#### TASK REQUIREMENTS:
Repeat every entry exactly as it stands. Omit the images.

#### DATASET RECORDS:
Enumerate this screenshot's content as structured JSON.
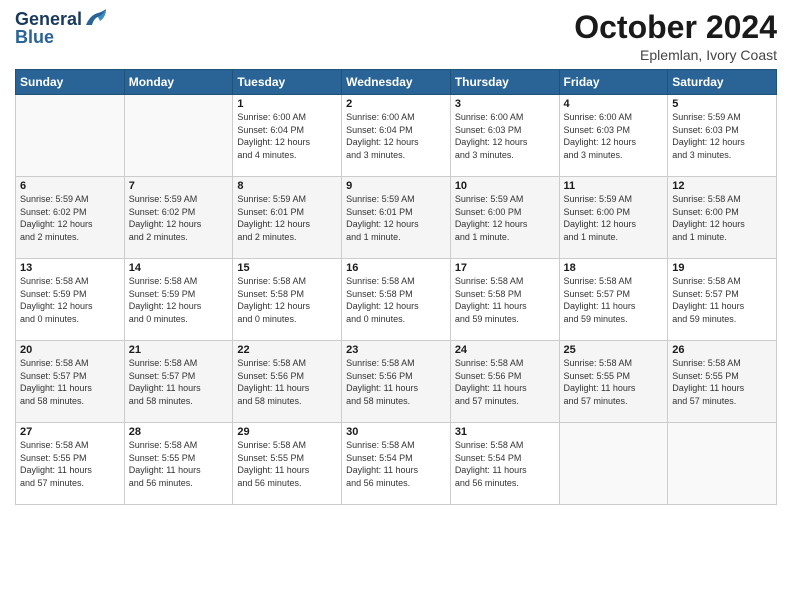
{
  "logo": {
    "line1": "General",
    "line2": "Blue"
  },
  "title": "October 2024",
  "location": "Eplemlan, Ivory Coast",
  "weekdays": [
    "Sunday",
    "Monday",
    "Tuesday",
    "Wednesday",
    "Thursday",
    "Friday",
    "Saturday"
  ],
  "weeks": [
    [
      {
        "day": "",
        "info": ""
      },
      {
        "day": "",
        "info": ""
      },
      {
        "day": "1",
        "info": "Sunrise: 6:00 AM\nSunset: 6:04 PM\nDaylight: 12 hours\nand 4 minutes."
      },
      {
        "day": "2",
        "info": "Sunrise: 6:00 AM\nSunset: 6:04 PM\nDaylight: 12 hours\nand 3 minutes."
      },
      {
        "day": "3",
        "info": "Sunrise: 6:00 AM\nSunset: 6:03 PM\nDaylight: 12 hours\nand 3 minutes."
      },
      {
        "day": "4",
        "info": "Sunrise: 6:00 AM\nSunset: 6:03 PM\nDaylight: 12 hours\nand 3 minutes."
      },
      {
        "day": "5",
        "info": "Sunrise: 5:59 AM\nSunset: 6:03 PM\nDaylight: 12 hours\nand 3 minutes."
      }
    ],
    [
      {
        "day": "6",
        "info": "Sunrise: 5:59 AM\nSunset: 6:02 PM\nDaylight: 12 hours\nand 2 minutes."
      },
      {
        "day": "7",
        "info": "Sunrise: 5:59 AM\nSunset: 6:02 PM\nDaylight: 12 hours\nand 2 minutes."
      },
      {
        "day": "8",
        "info": "Sunrise: 5:59 AM\nSunset: 6:01 PM\nDaylight: 12 hours\nand 2 minutes."
      },
      {
        "day": "9",
        "info": "Sunrise: 5:59 AM\nSunset: 6:01 PM\nDaylight: 12 hours\nand 1 minute."
      },
      {
        "day": "10",
        "info": "Sunrise: 5:59 AM\nSunset: 6:00 PM\nDaylight: 12 hours\nand 1 minute."
      },
      {
        "day": "11",
        "info": "Sunrise: 5:59 AM\nSunset: 6:00 PM\nDaylight: 12 hours\nand 1 minute."
      },
      {
        "day": "12",
        "info": "Sunrise: 5:58 AM\nSunset: 6:00 PM\nDaylight: 12 hours\nand 1 minute."
      }
    ],
    [
      {
        "day": "13",
        "info": "Sunrise: 5:58 AM\nSunset: 5:59 PM\nDaylight: 12 hours\nand 0 minutes."
      },
      {
        "day": "14",
        "info": "Sunrise: 5:58 AM\nSunset: 5:59 PM\nDaylight: 12 hours\nand 0 minutes."
      },
      {
        "day": "15",
        "info": "Sunrise: 5:58 AM\nSunset: 5:58 PM\nDaylight: 12 hours\nand 0 minutes."
      },
      {
        "day": "16",
        "info": "Sunrise: 5:58 AM\nSunset: 5:58 PM\nDaylight: 12 hours\nand 0 minutes."
      },
      {
        "day": "17",
        "info": "Sunrise: 5:58 AM\nSunset: 5:58 PM\nDaylight: 11 hours\nand 59 minutes."
      },
      {
        "day": "18",
        "info": "Sunrise: 5:58 AM\nSunset: 5:57 PM\nDaylight: 11 hours\nand 59 minutes."
      },
      {
        "day": "19",
        "info": "Sunrise: 5:58 AM\nSunset: 5:57 PM\nDaylight: 11 hours\nand 59 minutes."
      }
    ],
    [
      {
        "day": "20",
        "info": "Sunrise: 5:58 AM\nSunset: 5:57 PM\nDaylight: 11 hours\nand 58 minutes."
      },
      {
        "day": "21",
        "info": "Sunrise: 5:58 AM\nSunset: 5:57 PM\nDaylight: 11 hours\nand 58 minutes."
      },
      {
        "day": "22",
        "info": "Sunrise: 5:58 AM\nSunset: 5:56 PM\nDaylight: 11 hours\nand 58 minutes."
      },
      {
        "day": "23",
        "info": "Sunrise: 5:58 AM\nSunset: 5:56 PM\nDaylight: 11 hours\nand 58 minutes."
      },
      {
        "day": "24",
        "info": "Sunrise: 5:58 AM\nSunset: 5:56 PM\nDaylight: 11 hours\nand 57 minutes."
      },
      {
        "day": "25",
        "info": "Sunrise: 5:58 AM\nSunset: 5:55 PM\nDaylight: 11 hours\nand 57 minutes."
      },
      {
        "day": "26",
        "info": "Sunrise: 5:58 AM\nSunset: 5:55 PM\nDaylight: 11 hours\nand 57 minutes."
      }
    ],
    [
      {
        "day": "27",
        "info": "Sunrise: 5:58 AM\nSunset: 5:55 PM\nDaylight: 11 hours\nand 57 minutes."
      },
      {
        "day": "28",
        "info": "Sunrise: 5:58 AM\nSunset: 5:55 PM\nDaylight: 11 hours\nand 56 minutes."
      },
      {
        "day": "29",
        "info": "Sunrise: 5:58 AM\nSunset: 5:55 PM\nDaylight: 11 hours\nand 56 minutes."
      },
      {
        "day": "30",
        "info": "Sunrise: 5:58 AM\nSunset: 5:54 PM\nDaylight: 11 hours\nand 56 minutes."
      },
      {
        "day": "31",
        "info": "Sunrise: 5:58 AM\nSunset: 5:54 PM\nDaylight: 11 hours\nand 56 minutes."
      },
      {
        "day": "",
        "info": ""
      },
      {
        "day": "",
        "info": ""
      }
    ]
  ]
}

#### YOUR SOLUTION:
Enumerate this screenshot's content as structured JSON.
{
  "logo": {
    "line1": "General",
    "line2": "Blue"
  },
  "title": "October 2024",
  "location": "Eplemlan, Ivory Coast",
  "weekdays": [
    "Sunday",
    "Monday",
    "Tuesday",
    "Wednesday",
    "Thursday",
    "Friday",
    "Saturday"
  ],
  "weeks": [
    [
      {
        "day": "",
        "info": ""
      },
      {
        "day": "",
        "info": ""
      },
      {
        "day": "1",
        "info": "Sunrise: 6:00 AM\nSunset: 6:04 PM\nDaylight: 12 hours\nand 4 minutes."
      },
      {
        "day": "2",
        "info": "Sunrise: 6:00 AM\nSunset: 6:04 PM\nDaylight: 12 hours\nand 3 minutes."
      },
      {
        "day": "3",
        "info": "Sunrise: 6:00 AM\nSunset: 6:03 PM\nDaylight: 12 hours\nand 3 minutes."
      },
      {
        "day": "4",
        "info": "Sunrise: 6:00 AM\nSunset: 6:03 PM\nDaylight: 12 hours\nand 3 minutes."
      },
      {
        "day": "5",
        "info": "Sunrise: 5:59 AM\nSunset: 6:03 PM\nDaylight: 12 hours\nand 3 minutes."
      }
    ],
    [
      {
        "day": "6",
        "info": "Sunrise: 5:59 AM\nSunset: 6:02 PM\nDaylight: 12 hours\nand 2 minutes."
      },
      {
        "day": "7",
        "info": "Sunrise: 5:59 AM\nSunset: 6:02 PM\nDaylight: 12 hours\nand 2 minutes."
      },
      {
        "day": "8",
        "info": "Sunrise: 5:59 AM\nSunset: 6:01 PM\nDaylight: 12 hours\nand 2 minutes."
      },
      {
        "day": "9",
        "info": "Sunrise: 5:59 AM\nSunset: 6:01 PM\nDaylight: 12 hours\nand 1 minute."
      },
      {
        "day": "10",
        "info": "Sunrise: 5:59 AM\nSunset: 6:00 PM\nDaylight: 12 hours\nand 1 minute."
      },
      {
        "day": "11",
        "info": "Sunrise: 5:59 AM\nSunset: 6:00 PM\nDaylight: 12 hours\nand 1 minute."
      },
      {
        "day": "12",
        "info": "Sunrise: 5:58 AM\nSunset: 6:00 PM\nDaylight: 12 hours\nand 1 minute."
      }
    ],
    [
      {
        "day": "13",
        "info": "Sunrise: 5:58 AM\nSunset: 5:59 PM\nDaylight: 12 hours\nand 0 minutes."
      },
      {
        "day": "14",
        "info": "Sunrise: 5:58 AM\nSunset: 5:59 PM\nDaylight: 12 hours\nand 0 minutes."
      },
      {
        "day": "15",
        "info": "Sunrise: 5:58 AM\nSunset: 5:58 PM\nDaylight: 12 hours\nand 0 minutes."
      },
      {
        "day": "16",
        "info": "Sunrise: 5:58 AM\nSunset: 5:58 PM\nDaylight: 12 hours\nand 0 minutes."
      },
      {
        "day": "17",
        "info": "Sunrise: 5:58 AM\nSunset: 5:58 PM\nDaylight: 11 hours\nand 59 minutes."
      },
      {
        "day": "18",
        "info": "Sunrise: 5:58 AM\nSunset: 5:57 PM\nDaylight: 11 hours\nand 59 minutes."
      },
      {
        "day": "19",
        "info": "Sunrise: 5:58 AM\nSunset: 5:57 PM\nDaylight: 11 hours\nand 59 minutes."
      }
    ],
    [
      {
        "day": "20",
        "info": "Sunrise: 5:58 AM\nSunset: 5:57 PM\nDaylight: 11 hours\nand 58 minutes."
      },
      {
        "day": "21",
        "info": "Sunrise: 5:58 AM\nSunset: 5:57 PM\nDaylight: 11 hours\nand 58 minutes."
      },
      {
        "day": "22",
        "info": "Sunrise: 5:58 AM\nSunset: 5:56 PM\nDaylight: 11 hours\nand 58 minutes."
      },
      {
        "day": "23",
        "info": "Sunrise: 5:58 AM\nSunset: 5:56 PM\nDaylight: 11 hours\nand 58 minutes."
      },
      {
        "day": "24",
        "info": "Sunrise: 5:58 AM\nSunset: 5:56 PM\nDaylight: 11 hours\nand 57 minutes."
      },
      {
        "day": "25",
        "info": "Sunrise: 5:58 AM\nSunset: 5:55 PM\nDaylight: 11 hours\nand 57 minutes."
      },
      {
        "day": "26",
        "info": "Sunrise: 5:58 AM\nSunset: 5:55 PM\nDaylight: 11 hours\nand 57 minutes."
      }
    ],
    [
      {
        "day": "27",
        "info": "Sunrise: 5:58 AM\nSunset: 5:55 PM\nDaylight: 11 hours\nand 57 minutes."
      },
      {
        "day": "28",
        "info": "Sunrise: 5:58 AM\nSunset: 5:55 PM\nDaylight: 11 hours\nand 56 minutes."
      },
      {
        "day": "29",
        "info": "Sunrise: 5:58 AM\nSunset: 5:55 PM\nDaylight: 11 hours\nand 56 minutes."
      },
      {
        "day": "30",
        "info": "Sunrise: 5:58 AM\nSunset: 5:54 PM\nDaylight: 11 hours\nand 56 minutes."
      },
      {
        "day": "31",
        "info": "Sunrise: 5:58 AM\nSunset: 5:54 PM\nDaylight: 11 hours\nand 56 minutes."
      },
      {
        "day": "",
        "info": ""
      },
      {
        "day": "",
        "info": ""
      }
    ]
  ]
}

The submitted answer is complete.